Today, business uses models and dashboards that are largely retrospective, with only the faintest nod to the future. Meanwhile, the megatrends playing out around us represent risks and challenges for business that aren’t necessarily actively discussed by the Board because they’re not quantified or monetised – or are just too unpredictable. Investing in them too early could be seen as a diversion of resources and a distraction from core business that stakeholders might not initially recognise as being key to long-term business success.
But, for a business to be sustainable in the longer term, challenges and risks like these need to be acknowledged, fully understood and factored into strategic thinking. This can be hard to do, when so many companies focus on backward looking financial performance metrics rather than taking a broader holistic view of their total impact. The rise of integrated reporting may help, adding non-financial metrics to performance. But, for many organisations, public reporting is often separate from decision making – and the non-financial metrics can be hard to come by when many companies don’t have the right skills in place to identify them.

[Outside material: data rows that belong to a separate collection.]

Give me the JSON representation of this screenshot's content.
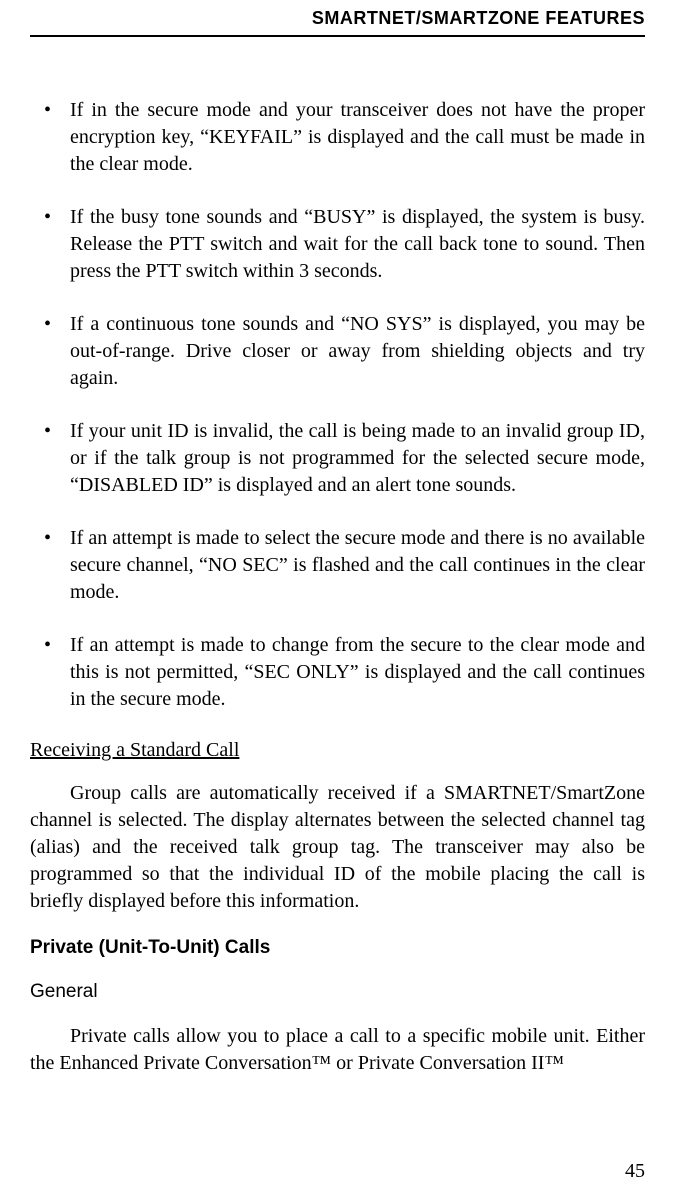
{
  "header": {
    "title": "SMARTNET/SMARTZONE FEATURES"
  },
  "bullets": [
    "If in the secure mode and your transceiver does not have the proper encryption key, “KEYFAIL” is displayed and the call must be made in the clear mode.",
    "If the busy tone sounds and “BUSY” is displayed, the system is busy. Release the PTT switch and wait for the call back tone to sound. Then press the PTT switch within 3 seconds.",
    "If a continuous tone sounds and “NO SYS” is displayed, you may be out-of-range. Drive closer or away from shielding objects and try again.",
    "If your unit ID is invalid, the call is being made to an invalid group ID, or if the talk group is not programmed for the selected secure mode, “DISABLED ID” is displayed and an alert tone sounds.",
    "If an attempt is made to select the secure mode and there is no available secure channel, “NO SEC” is flashed and the call continues in the clear mode.",
    "If an attempt is made to change from the secure to the clear mode and this is not permitted, “SEC ONLY” is displayed and the call continues in the secure mode."
  ],
  "sections": {
    "receiving": {
      "heading": "Receiving a Standard Call",
      "paragraph": "Group calls are automatically received if a SMARTNET/SmartZone channel is selected. The display alternates between the selected channel tag (alias) and the received talk group tag. The transceiver may also be programmed so that the individual ID of the mobile placing the call is briefly displayed before this information."
    },
    "private": {
      "heading": "Private (Unit-To-Unit) Calls",
      "subheading": "General",
      "paragraph": "Private calls allow you to place a call to a specific mobile unit. Either the Enhanced Private Conversation™ or Private Conversation II™"
    }
  },
  "pageNumber": "45"
}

For example, in 2012/13, the UK’s 60,000 business graduates outnumbered biology graduates 3 to 1, and engineering and physical science graduates 2 to 1.
The reality is that, in a world that needs to redefine how it does business, we need fit for purpose business models, more specialists generating the right data, and a little less short termism.
You can read more about CEOs’ views on sustainability issues and challenges, the implications for business, and new approaches to dealing with them in Sustainability - business success beyond the short term.
Malcolm Preston is Global Sustainability Leader for PwC, and leads a team of some 700 sustainability and climate change experts. Malcolm has a view on all aspects of sustainability from climate change to reporting, to supply chains to international development, and specialises in Total Impact Measurement & Management.